[Task details]: Find how many lines below hold "this", then state that number by itself.

[Items from an interface collection]
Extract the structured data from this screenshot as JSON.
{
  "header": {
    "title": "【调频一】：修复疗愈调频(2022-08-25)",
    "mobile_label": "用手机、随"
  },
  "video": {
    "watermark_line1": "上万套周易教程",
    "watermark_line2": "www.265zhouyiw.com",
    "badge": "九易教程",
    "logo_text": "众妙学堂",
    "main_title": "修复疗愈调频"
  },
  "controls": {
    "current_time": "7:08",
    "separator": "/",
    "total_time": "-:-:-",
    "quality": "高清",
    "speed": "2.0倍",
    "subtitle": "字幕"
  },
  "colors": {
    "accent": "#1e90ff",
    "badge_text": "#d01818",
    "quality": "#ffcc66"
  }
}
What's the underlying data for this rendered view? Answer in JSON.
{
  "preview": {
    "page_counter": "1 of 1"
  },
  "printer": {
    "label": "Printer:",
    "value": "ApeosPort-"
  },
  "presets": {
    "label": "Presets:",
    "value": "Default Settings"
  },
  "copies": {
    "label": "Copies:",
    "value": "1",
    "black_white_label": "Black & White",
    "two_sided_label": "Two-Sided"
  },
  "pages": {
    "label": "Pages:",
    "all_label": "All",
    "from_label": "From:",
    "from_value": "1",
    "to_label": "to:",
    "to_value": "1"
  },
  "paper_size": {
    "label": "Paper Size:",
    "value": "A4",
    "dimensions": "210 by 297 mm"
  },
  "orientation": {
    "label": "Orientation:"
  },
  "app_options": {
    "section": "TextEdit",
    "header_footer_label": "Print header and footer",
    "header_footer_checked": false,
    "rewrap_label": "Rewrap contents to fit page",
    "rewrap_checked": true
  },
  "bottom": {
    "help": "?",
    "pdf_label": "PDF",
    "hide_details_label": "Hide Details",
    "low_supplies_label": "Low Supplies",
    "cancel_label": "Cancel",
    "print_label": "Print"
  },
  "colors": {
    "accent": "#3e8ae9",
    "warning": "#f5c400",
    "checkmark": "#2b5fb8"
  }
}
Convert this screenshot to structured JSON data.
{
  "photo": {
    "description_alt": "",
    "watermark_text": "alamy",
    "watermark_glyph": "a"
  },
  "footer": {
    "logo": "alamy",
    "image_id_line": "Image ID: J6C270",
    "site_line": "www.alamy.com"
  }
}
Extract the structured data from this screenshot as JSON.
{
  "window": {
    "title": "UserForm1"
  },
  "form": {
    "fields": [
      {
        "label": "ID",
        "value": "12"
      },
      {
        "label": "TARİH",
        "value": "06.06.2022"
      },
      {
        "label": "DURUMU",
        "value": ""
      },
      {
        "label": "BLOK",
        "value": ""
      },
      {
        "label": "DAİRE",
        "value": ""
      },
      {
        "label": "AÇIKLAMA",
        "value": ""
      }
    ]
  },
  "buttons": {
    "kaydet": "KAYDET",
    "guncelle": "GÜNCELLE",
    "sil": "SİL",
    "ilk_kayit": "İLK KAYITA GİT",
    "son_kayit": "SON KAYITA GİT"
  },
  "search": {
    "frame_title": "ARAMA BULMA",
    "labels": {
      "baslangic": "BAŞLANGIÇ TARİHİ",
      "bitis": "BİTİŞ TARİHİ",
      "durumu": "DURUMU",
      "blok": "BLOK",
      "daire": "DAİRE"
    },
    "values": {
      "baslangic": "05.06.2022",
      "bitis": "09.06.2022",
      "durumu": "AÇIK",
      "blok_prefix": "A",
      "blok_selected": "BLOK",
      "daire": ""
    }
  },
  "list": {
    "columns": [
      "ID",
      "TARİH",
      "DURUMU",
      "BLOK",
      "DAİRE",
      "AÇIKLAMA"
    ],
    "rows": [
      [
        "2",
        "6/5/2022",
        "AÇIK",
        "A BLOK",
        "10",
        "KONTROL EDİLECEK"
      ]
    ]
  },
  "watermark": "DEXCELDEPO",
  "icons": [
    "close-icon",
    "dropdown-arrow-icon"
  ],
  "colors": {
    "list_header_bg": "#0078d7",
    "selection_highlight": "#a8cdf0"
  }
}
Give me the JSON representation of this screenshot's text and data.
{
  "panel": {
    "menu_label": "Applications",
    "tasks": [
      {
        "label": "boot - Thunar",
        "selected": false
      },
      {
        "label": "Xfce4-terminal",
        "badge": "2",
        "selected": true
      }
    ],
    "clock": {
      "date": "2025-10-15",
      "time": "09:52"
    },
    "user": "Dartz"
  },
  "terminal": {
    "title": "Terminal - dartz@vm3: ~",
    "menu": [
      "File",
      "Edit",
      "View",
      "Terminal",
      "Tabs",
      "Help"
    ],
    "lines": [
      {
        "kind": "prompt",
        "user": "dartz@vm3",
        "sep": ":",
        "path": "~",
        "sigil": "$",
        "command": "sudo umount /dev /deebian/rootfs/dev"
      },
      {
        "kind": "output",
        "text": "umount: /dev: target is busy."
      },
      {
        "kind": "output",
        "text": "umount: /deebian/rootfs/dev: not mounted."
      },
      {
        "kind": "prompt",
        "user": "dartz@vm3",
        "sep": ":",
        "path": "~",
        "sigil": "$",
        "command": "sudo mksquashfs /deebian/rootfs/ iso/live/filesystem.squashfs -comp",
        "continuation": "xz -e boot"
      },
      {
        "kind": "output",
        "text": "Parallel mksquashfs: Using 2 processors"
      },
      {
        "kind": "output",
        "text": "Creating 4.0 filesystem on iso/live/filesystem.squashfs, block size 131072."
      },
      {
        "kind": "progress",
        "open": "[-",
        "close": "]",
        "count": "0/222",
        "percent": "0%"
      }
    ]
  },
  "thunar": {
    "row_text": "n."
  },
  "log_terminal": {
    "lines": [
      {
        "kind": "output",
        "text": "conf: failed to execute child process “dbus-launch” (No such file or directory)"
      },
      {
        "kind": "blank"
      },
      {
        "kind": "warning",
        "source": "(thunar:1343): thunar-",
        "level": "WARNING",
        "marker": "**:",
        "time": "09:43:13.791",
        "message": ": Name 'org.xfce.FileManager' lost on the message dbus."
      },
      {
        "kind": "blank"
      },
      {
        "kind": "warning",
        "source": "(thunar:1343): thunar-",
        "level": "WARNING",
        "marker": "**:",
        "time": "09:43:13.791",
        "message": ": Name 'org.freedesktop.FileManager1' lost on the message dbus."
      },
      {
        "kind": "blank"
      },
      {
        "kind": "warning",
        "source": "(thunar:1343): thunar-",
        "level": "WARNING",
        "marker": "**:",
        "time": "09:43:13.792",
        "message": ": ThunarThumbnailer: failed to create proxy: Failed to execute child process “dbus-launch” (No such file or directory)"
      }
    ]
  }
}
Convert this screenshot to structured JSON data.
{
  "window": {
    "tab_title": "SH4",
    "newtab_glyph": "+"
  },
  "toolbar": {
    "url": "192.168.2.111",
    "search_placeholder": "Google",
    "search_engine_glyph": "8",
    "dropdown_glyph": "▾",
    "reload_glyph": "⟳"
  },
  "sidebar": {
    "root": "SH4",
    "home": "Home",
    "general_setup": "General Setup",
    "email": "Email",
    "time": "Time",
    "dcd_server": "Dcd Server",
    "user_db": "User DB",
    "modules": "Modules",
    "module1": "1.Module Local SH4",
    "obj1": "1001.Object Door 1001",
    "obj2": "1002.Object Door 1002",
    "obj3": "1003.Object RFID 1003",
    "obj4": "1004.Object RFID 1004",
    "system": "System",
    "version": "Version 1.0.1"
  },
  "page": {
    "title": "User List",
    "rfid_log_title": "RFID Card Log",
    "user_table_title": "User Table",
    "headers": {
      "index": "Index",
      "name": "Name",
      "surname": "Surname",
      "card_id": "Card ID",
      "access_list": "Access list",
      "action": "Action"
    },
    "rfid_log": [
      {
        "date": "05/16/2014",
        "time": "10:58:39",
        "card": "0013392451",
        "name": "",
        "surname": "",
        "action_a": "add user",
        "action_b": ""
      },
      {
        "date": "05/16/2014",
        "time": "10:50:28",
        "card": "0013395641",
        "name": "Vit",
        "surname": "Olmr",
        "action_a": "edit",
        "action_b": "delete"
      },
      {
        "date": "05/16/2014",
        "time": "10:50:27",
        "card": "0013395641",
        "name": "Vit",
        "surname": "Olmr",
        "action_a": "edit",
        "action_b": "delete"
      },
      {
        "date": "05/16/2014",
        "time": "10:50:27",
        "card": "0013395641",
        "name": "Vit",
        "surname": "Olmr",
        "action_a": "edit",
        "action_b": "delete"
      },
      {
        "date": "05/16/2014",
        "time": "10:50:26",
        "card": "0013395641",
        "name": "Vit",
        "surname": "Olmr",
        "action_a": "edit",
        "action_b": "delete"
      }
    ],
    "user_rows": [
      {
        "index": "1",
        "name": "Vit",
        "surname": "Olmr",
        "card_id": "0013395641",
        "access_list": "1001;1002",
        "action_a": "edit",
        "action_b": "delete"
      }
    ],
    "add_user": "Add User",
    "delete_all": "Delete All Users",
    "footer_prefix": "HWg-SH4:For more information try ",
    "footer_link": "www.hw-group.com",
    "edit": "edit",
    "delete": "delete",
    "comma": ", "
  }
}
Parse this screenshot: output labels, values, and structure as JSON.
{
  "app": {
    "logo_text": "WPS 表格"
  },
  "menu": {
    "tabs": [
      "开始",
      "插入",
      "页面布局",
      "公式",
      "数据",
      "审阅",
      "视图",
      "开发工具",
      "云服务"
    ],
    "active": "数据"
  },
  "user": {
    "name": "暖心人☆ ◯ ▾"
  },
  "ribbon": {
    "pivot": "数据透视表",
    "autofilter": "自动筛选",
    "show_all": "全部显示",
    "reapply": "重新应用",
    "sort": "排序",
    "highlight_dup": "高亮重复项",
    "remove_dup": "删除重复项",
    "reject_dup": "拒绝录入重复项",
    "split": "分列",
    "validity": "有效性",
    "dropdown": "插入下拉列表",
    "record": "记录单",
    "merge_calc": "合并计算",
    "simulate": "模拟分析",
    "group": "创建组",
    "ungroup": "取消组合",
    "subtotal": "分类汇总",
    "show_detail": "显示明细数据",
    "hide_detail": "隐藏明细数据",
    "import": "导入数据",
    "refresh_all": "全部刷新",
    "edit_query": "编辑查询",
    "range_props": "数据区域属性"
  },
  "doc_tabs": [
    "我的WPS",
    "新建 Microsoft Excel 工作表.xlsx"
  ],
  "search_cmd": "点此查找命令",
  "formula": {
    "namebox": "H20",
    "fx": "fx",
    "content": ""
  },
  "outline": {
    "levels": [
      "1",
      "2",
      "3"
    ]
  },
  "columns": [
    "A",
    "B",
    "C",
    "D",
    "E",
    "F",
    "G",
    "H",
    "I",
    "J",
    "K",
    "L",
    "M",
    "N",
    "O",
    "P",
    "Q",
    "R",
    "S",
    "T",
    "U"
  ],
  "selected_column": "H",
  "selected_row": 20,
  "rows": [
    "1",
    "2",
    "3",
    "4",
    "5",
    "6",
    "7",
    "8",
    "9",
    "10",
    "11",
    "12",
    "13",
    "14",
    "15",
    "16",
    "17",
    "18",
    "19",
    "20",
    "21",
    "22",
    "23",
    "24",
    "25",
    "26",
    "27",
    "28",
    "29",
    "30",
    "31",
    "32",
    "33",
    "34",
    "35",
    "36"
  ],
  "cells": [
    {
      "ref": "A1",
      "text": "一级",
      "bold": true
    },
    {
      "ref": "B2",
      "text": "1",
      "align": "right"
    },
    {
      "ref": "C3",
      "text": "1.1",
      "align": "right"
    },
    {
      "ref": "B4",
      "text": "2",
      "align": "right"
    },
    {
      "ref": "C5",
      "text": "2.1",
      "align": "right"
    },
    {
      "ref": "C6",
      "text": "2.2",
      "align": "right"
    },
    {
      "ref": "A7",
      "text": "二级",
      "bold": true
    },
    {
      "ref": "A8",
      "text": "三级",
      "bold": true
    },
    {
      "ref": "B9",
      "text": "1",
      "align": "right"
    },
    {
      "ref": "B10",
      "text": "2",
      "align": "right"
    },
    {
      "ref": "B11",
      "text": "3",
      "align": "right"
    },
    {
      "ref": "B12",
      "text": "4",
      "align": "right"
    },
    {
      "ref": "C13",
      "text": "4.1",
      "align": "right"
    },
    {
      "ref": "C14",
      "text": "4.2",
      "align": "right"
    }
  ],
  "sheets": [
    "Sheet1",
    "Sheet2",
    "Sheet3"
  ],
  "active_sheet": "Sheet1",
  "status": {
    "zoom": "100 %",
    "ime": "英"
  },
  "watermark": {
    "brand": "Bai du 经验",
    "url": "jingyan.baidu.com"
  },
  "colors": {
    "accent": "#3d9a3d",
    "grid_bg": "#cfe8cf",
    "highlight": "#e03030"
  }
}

[Response area]: 7